SBF’s multi-billion dollar private wealth all but disappeared overnight.

Additionally, crypto companies with financial exposure to FTX are starting to succumb.

One of the questions surrounding SBF is whether the platform stole money from clients by lending money to its Alameda hedge fund.

“I didn’t knowingly commingle funds,” SBF said.

“I was frankly surprised by how big Alameda’s position was.”


FTX had a run on the banks early last month.

However, it quickly collapsed during a liquidity crisis.

“Look, I screwed up,” admitted SBF. “I was CEO of FTX… I had a responsibility.”

Sam Bankman-Fried admitted that FTX lacked corporate controls and risk management in the companies he supervised.

While filing for bankruptcy, FTX’s new CEO described the deal as a “complete failure.”

“There was no other person who was chiefly in charge of positional risk of customers on FTX,” said Bankman-Fried.

“And that feels pretty embarrassing in retrospect.”
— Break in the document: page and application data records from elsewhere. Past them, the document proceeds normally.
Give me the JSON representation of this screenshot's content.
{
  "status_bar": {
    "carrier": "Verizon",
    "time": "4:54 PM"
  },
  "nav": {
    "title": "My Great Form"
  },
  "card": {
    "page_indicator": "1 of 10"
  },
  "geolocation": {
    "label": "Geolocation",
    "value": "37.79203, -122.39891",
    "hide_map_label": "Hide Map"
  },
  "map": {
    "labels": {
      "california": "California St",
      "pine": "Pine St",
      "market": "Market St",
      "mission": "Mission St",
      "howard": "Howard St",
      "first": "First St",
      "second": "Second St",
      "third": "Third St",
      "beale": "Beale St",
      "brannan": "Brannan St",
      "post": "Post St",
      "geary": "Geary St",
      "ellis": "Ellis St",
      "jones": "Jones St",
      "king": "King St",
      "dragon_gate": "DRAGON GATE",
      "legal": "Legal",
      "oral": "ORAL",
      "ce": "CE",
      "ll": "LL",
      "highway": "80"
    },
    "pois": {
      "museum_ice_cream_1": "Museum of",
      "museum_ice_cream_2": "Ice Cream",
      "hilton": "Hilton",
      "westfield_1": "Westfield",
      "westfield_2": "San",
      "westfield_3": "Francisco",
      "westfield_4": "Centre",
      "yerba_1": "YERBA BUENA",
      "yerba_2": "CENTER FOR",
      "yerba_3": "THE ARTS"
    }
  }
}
Read also: FTX investigated by Bahamas police for possible misconduct

The companies

It is still being determined how much FTX customers will recover during the company’s restructuring.

Sam Bankman-Fried hinted that American and Japanese customers could be made whole, but he didn’t suggest how it could happen.
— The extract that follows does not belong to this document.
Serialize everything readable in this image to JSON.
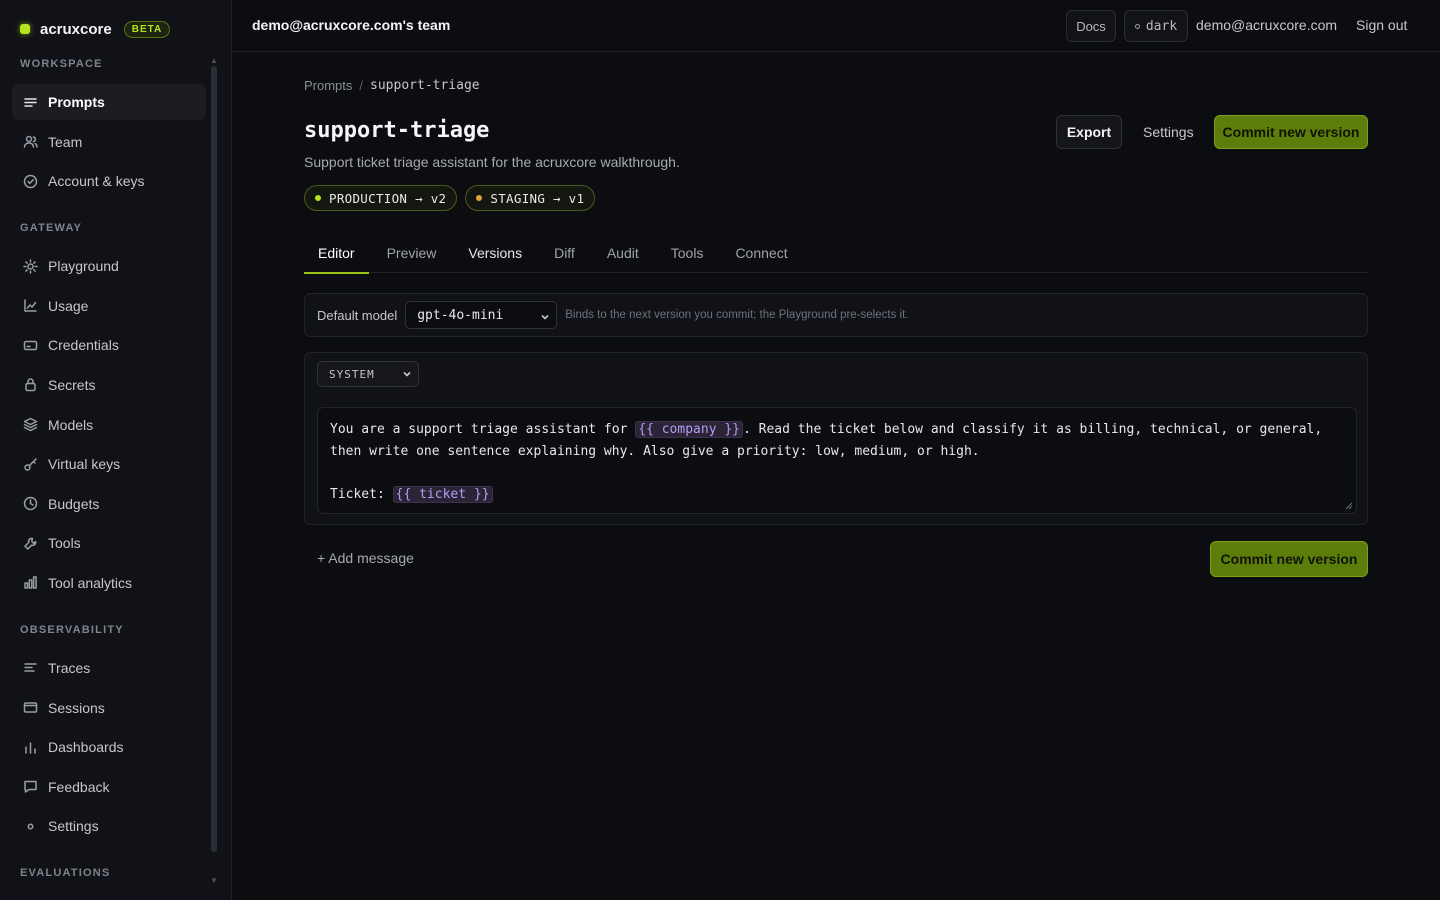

Additionally, his previous progress statements are being reviewed after his lack of oversight came to light.

When the liquidity crunch started, SBF tweeted that its FTX business was doing well and said it had enough to satisfy customer interest.

However, he deleted the tweet within a day and attempted to orchestrate a bailout that ended up falling apart.

SBF’s admission that he had no oversight brought up questions about his knowledge.


Federal prosecutors are investigating FTX for Southern New York County after the company collapsed.

According to a person who knows the matter, authorities from the Bahamas, where FTX operated, are also investigating the company.

Additionally, financial regulators are working with the company’s new management.

The regulators are led by restructuring specialists who are guiding FTX through bankruptcy.

Read also: Elon Musk dismisses reports of SBF investing in Twitter


Sam Bankman-Fried’s appearance at the DealBook summit came weeks after he released several apologies.

His apologies surprised the press.

During his interview on Wednesday, SBF was asked if his lawyers had urged him to speak.

“They’re very much not,” he replied.

“And I mean, you know the classic advice, right? ‘Don’t say anything, you know, recede into a hole.'”

“I have a duty to explain what happened,” added SBF. 

“I don’t see what good is accomplished by me just sitting locked in a room pretending the outside world doesn’t exist.”

Sam Bankman-Fried was also asked about his fortune, initially estimated at $26 billion when the company was at its peak.

However, according to the SBF, he gave everything to FTX and believes he has $100,000 in his bank account.


FTX founder Sam Bankman-Fried: ‘Look, I screwed up’